dc circuit court
Ever since three-judge panels on the Fourth Circuit and the D.C. Circuit issued conflicting rulings in July on the availability of tax credits under the ACA, opponents of the law have been trying to rush their case to the SCOTUS. Thanks to an Order just issued by the full D.C. Circuit, the chances of getting the case in getting there just got a lot lower.
Halbig Order The Washington court that will hear the case has seven judges appointed by Democratic presidents, including
Paul Ryan is attempting to address poverty, once again. What he's really doing is trolling the media to write "compassionate conservative" columns about him (which, so far, doesn't seem to be working very well), to bolster his chances to get the Republican presidential nomination.
In fact, it was even a big week just for political anniversaries. Fifty years ago this week, an event of no little importance happened. I speak, of course, tomorrow's 50th anniversary of the first broadcast of Doctor Who by the BBC.
There's an old adage in politics that the way to win political struggles is to "bring a gun to a knife fight." If this imagery isn't violent enough for you, the subject on the table now is whether Senate Majority Leader Harry Reid is considering what is called the "nuclear option."
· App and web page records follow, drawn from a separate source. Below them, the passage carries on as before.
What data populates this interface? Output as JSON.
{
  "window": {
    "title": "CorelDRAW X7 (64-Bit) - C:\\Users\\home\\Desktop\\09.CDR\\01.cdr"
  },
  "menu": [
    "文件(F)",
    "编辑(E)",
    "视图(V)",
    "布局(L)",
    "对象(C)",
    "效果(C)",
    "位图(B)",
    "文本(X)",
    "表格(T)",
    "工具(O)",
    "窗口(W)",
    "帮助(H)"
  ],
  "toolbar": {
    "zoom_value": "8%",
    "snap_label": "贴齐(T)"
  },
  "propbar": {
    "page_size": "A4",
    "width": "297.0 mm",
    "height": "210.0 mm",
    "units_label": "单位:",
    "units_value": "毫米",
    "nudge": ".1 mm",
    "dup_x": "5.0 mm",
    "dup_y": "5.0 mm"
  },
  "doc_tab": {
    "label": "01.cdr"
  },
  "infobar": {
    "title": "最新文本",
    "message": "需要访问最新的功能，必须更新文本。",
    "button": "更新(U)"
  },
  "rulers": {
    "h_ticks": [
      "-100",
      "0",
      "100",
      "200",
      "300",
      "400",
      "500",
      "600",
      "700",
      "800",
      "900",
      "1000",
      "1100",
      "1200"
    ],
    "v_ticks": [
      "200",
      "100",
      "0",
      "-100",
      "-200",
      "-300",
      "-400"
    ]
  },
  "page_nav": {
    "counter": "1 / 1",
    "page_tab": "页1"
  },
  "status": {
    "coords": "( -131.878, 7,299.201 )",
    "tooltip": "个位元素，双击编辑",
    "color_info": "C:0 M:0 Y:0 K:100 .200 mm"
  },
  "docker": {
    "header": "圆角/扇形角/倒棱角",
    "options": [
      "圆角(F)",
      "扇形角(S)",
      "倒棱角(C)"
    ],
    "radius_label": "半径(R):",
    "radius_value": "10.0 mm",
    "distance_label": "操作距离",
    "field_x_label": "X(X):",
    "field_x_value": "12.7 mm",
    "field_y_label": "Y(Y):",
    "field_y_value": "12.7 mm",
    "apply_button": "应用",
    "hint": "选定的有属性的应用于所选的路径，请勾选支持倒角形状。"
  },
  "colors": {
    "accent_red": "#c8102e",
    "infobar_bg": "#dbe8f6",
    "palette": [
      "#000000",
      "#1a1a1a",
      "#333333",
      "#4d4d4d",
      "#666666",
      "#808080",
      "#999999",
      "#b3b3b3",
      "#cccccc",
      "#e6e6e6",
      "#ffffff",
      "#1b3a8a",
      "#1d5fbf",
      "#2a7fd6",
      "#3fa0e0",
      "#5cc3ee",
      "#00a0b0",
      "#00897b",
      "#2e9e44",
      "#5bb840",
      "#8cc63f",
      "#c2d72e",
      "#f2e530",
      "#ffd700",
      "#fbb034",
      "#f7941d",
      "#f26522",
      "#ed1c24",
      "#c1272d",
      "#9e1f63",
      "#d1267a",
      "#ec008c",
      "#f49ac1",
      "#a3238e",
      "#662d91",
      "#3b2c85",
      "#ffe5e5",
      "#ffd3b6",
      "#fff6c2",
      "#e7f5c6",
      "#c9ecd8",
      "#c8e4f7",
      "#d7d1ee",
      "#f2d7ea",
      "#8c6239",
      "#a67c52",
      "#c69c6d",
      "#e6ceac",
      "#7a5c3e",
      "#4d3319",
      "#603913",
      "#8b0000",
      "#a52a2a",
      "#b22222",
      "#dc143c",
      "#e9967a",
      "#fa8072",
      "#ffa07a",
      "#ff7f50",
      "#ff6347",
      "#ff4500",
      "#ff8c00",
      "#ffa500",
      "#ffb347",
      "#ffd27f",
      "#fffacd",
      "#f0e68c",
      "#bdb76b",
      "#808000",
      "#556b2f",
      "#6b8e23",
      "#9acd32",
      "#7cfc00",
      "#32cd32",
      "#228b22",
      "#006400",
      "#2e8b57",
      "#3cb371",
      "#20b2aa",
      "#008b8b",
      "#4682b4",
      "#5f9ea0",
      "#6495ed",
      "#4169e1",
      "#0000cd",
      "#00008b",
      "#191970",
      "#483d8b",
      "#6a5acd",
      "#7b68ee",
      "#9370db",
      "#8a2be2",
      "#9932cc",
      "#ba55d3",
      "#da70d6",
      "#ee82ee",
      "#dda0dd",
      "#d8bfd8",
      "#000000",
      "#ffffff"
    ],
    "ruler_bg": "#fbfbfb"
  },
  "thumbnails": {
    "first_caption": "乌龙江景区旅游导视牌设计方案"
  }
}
By nominating individuals to fill seats already vacant on that court, President Obama (like President Bush before him who had four nominees confirmed to fill vacant seats on the D.C. Circuit) is merely fulfilling his constitutional duty.
Apparently, having a black, Kenyan-born Communist who is both Muslim and a radical Christian in the Oval Office changes the rules of judicial appointments. That is the only conclusion we can reach for key Republican senators have reversed their opinions 180 degrees from what they've stated in the past.
Democrats have renewed calls for filibuster reform in the wake of the Republicans' actions. President Barack Obama said Monday
Democrats have been threatening that if Republicans continue derailing Obama's nominations, they might unilaterally rewrite
Sen. Chuck Grassley (R-Iowa), the ranking member on the committee, said the D.C. Circuit's caseload has declined steadily
The pressure to change Senate rules and strip Republicans of their power to filibuster certain judicial nominees "would be
WASHINGTON -- The Senate is inching closer to a knock-down, drag-out fight over confirming nominees to the U.S. Court of Appeals for the D.C. Circuit -- a top priority for President Barack Obama that some Republicans are determined to sink.
While partisan scuffles over Obama's nominees are nothing new, his picks for the D.C. Circuit are particularly key to his
We disagree with the substantive conclusions of the court, and think that the Clean Air Act should be interpreted more generously to allow for market-based trading programs. But there is an even more fundamental problem with the decision.
In one decision from April 2011, Judge Laurence Silberman, a prominent conservative on the D.C. Circuit, blasted the justices
At first blush, the idea that corporations are not people under the law sounds perplexing. Didn't the Supreme Court decide
"I had to chuckle at Schumer's brazen shamelessness," Whelan writes: There was the architect of the Democrats' unprecedented